* Exercise prompt *
Your task is to copy every line of the entries that contains "Output".

[[ Record extracts open ]]

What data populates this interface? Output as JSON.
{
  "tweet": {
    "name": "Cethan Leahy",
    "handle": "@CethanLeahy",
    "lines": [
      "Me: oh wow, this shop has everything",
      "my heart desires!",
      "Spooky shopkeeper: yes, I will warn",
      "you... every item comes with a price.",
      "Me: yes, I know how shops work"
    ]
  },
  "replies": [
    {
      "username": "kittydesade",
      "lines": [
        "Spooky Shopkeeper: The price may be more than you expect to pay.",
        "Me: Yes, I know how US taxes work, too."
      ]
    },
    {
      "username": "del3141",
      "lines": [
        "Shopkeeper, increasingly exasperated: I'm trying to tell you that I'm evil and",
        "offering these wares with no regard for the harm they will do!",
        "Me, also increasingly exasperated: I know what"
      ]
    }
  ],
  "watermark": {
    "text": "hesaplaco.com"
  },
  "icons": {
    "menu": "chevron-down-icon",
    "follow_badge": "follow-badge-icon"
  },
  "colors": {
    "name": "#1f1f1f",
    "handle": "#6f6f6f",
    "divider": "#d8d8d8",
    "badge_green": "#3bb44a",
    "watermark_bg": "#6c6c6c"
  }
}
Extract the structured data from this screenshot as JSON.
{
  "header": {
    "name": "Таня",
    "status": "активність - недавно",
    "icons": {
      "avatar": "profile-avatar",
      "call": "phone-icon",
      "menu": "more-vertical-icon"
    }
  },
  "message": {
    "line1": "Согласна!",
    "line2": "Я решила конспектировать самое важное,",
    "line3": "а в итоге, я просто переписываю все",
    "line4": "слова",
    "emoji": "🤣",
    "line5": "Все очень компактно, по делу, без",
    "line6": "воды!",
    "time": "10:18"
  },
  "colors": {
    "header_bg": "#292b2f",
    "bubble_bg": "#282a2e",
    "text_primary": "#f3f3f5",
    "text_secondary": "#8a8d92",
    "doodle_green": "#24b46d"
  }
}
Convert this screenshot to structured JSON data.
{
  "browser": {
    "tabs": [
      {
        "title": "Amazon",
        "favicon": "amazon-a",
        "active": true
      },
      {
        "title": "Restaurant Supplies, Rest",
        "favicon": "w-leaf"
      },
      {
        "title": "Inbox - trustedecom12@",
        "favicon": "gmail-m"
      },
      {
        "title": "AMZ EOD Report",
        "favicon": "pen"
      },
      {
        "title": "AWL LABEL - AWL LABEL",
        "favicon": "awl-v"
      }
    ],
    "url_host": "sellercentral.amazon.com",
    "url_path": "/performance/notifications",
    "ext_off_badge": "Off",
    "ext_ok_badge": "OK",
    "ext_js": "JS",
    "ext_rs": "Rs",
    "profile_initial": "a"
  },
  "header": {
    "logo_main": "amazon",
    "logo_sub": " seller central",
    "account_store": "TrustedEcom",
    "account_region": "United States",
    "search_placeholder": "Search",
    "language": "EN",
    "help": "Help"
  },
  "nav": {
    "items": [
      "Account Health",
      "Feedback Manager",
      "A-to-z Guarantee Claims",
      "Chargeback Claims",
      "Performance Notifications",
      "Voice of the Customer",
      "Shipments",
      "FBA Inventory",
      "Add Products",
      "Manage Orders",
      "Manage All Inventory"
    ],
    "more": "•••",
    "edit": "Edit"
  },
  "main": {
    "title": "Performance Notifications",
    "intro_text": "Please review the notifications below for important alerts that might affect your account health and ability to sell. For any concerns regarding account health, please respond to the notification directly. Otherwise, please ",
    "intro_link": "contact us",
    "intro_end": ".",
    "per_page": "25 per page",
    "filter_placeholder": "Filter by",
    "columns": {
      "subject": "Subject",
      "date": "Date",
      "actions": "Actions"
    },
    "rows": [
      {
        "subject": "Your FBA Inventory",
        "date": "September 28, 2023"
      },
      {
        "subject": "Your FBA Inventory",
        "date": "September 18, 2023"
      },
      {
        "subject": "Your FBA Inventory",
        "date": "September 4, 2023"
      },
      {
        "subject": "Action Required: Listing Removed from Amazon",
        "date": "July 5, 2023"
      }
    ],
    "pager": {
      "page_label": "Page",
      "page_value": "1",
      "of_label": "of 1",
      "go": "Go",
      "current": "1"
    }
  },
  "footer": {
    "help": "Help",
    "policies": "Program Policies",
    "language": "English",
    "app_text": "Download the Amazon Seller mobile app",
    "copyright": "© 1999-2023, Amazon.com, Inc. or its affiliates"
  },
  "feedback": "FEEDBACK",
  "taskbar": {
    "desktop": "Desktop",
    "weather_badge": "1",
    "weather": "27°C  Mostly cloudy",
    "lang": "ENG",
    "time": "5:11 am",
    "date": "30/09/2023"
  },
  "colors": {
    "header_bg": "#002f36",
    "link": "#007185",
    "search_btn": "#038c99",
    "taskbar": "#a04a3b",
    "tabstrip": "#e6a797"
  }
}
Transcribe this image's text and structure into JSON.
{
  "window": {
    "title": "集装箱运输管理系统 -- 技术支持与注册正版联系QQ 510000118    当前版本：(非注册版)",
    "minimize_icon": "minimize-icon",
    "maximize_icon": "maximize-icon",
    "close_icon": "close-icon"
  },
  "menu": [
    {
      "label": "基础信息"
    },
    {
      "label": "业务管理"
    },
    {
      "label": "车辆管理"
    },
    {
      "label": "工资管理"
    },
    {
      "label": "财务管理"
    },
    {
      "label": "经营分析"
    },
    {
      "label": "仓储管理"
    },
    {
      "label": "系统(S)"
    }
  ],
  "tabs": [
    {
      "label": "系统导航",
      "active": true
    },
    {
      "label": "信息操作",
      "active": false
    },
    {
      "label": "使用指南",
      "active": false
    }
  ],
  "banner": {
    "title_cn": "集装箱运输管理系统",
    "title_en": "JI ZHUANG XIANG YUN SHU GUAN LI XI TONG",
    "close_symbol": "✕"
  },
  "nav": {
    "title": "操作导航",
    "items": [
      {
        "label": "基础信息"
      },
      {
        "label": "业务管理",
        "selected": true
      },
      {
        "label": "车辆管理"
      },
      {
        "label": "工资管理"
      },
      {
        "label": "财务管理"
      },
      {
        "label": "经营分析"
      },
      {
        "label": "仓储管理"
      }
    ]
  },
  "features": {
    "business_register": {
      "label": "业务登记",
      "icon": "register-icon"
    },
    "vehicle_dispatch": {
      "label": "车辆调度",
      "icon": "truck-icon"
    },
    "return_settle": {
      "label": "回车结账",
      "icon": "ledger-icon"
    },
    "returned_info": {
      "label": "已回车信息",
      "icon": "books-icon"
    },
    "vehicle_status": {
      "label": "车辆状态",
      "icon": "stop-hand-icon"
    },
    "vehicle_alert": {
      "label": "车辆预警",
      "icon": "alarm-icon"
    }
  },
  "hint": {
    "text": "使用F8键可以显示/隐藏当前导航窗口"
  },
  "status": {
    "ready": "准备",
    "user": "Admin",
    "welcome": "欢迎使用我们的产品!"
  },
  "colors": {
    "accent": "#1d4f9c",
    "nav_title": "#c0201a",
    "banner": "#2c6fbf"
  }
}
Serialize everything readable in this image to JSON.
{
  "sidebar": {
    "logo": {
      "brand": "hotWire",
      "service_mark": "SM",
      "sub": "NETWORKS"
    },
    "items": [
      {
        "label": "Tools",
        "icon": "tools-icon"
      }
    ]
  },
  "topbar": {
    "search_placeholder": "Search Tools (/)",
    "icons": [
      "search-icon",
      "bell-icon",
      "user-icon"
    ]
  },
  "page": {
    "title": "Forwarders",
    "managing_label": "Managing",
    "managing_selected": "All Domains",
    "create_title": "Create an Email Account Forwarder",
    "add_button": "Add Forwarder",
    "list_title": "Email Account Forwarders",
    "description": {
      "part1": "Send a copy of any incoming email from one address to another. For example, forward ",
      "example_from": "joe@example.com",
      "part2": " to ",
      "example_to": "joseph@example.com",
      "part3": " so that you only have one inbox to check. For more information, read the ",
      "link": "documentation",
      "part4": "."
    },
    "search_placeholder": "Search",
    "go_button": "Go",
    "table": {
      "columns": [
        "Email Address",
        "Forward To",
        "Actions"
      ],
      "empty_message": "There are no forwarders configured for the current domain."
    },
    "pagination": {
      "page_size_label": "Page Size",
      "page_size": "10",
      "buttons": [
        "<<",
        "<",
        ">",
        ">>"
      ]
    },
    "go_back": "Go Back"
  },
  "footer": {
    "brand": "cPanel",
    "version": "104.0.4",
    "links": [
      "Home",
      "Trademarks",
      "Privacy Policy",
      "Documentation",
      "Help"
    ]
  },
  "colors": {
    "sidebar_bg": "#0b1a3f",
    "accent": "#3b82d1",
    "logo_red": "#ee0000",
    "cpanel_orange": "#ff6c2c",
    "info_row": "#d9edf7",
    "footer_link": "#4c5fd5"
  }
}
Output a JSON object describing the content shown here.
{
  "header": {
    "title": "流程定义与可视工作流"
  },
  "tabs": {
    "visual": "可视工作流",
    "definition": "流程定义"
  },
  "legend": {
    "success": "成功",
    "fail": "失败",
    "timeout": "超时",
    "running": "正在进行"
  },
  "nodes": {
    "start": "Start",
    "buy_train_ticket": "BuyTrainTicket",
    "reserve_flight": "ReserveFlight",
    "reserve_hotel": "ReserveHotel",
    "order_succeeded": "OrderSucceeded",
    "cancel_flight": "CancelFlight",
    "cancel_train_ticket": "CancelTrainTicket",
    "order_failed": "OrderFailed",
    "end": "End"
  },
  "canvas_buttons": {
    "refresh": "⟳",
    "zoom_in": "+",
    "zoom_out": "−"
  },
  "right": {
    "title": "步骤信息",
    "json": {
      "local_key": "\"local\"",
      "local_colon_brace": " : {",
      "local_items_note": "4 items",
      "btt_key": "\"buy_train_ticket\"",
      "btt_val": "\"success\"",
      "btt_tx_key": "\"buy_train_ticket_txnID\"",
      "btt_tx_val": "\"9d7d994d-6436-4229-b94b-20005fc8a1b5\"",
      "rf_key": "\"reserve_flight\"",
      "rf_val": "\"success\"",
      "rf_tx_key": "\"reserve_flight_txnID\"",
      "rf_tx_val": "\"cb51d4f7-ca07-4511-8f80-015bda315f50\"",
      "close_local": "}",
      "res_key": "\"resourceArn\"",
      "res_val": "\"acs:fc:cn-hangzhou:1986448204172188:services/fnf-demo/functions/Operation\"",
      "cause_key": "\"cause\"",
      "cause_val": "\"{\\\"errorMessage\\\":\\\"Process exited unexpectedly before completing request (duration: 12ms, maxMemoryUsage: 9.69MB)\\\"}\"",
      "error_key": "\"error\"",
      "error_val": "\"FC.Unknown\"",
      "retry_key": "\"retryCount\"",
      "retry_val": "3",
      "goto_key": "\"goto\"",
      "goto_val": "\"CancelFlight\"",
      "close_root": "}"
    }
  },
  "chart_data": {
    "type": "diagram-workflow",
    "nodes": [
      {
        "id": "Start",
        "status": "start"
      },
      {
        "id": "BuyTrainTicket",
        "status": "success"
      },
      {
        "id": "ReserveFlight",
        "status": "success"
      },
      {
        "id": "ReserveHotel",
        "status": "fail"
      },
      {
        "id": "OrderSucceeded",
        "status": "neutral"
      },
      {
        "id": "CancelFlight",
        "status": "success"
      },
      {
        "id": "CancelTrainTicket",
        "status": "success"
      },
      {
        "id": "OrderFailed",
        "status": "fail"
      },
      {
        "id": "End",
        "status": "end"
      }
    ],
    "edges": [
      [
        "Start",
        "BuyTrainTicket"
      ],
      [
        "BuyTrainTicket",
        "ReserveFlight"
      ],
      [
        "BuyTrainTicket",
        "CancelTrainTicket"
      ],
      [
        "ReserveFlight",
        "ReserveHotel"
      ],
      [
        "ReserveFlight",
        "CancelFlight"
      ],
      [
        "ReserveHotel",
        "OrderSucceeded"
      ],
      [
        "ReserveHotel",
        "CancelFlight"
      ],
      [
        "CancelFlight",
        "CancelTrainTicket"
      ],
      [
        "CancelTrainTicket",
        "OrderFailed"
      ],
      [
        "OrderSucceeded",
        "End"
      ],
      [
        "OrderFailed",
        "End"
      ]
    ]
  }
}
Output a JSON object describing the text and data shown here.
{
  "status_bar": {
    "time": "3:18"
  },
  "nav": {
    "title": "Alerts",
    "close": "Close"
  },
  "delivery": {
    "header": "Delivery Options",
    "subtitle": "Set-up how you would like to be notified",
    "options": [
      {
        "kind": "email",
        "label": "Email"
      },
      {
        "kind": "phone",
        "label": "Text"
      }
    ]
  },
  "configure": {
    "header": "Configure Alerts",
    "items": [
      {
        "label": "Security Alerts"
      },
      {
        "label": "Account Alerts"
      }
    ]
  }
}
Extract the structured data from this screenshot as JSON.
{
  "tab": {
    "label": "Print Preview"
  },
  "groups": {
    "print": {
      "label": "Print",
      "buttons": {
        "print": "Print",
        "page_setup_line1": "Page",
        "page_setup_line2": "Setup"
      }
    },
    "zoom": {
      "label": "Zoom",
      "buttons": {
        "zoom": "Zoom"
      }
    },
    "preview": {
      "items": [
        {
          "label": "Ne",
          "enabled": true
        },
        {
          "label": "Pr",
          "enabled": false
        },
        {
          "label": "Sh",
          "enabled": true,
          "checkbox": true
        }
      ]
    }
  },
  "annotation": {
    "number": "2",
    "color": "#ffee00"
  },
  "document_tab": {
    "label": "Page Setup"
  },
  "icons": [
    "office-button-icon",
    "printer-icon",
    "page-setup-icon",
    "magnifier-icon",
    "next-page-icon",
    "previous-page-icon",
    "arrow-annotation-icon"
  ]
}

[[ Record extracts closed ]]

* Your response *
What data populates this interface? Output as JSON.
Output a JSON object describing the content shown here.
Output a JSON object describing the text and data shown here.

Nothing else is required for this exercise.